Start of Dataset records

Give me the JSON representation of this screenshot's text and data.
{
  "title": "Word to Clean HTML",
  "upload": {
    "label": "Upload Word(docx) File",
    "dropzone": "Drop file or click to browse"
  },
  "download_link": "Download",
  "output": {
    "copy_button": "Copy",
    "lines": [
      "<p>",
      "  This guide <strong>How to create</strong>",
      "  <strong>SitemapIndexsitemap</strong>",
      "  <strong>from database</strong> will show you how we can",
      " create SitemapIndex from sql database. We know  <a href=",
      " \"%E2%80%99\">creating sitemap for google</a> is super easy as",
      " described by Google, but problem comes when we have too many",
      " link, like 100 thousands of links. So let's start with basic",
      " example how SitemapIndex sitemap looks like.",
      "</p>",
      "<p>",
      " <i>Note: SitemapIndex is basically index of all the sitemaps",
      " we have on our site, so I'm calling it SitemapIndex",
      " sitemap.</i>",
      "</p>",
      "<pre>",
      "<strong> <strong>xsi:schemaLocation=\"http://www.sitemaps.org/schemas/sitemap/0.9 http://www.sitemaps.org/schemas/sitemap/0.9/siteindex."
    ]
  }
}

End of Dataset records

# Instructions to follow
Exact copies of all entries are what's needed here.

# Task response
Give me the JSON representation of this screenshot's text and data.
{
  "title": "Word to Clean HTML",
  "upload": {
    "label": "Upload Word(docx) File",
    "dropzone": "Drop file or click to browse"
  },
  "download_link": "Download",
  "output": {
    "copy_button": "Copy",
    "lines": [
      "<p>",
      "  This guide <strong>How to create</strong>",
      "  <strong>SitemapIndexsitemap</strong>",
      "  <strong>from database</strong> will show you how we can",
      " create SitemapIndex from sql database. We know  <a href=",
      " \"%E2%80%99\">creating sitemap for google</a> is super easy as",
      " described by Google, but problem comes when we have too many",
      " link, like 100 thousands of links. So let's start with basic",
      " example how SitemapIndex sitemap looks like.",
      "</p>",
      "<p>",
      " <i>Note: SitemapIndex is basically index of all the sitemaps",
      " we have on our site, so I'm calling it SitemapIndex",
      " sitemap.</i>",
      "</p>",
      "<pre>",
      "<strong> <strong>xsi:schemaLocation=\"http://www.sitemaps.org/schemas/sitemap/0.9 http://www.sitemaps.org/schemas/sitemap/0.9/siteindex."
    ]
  }
}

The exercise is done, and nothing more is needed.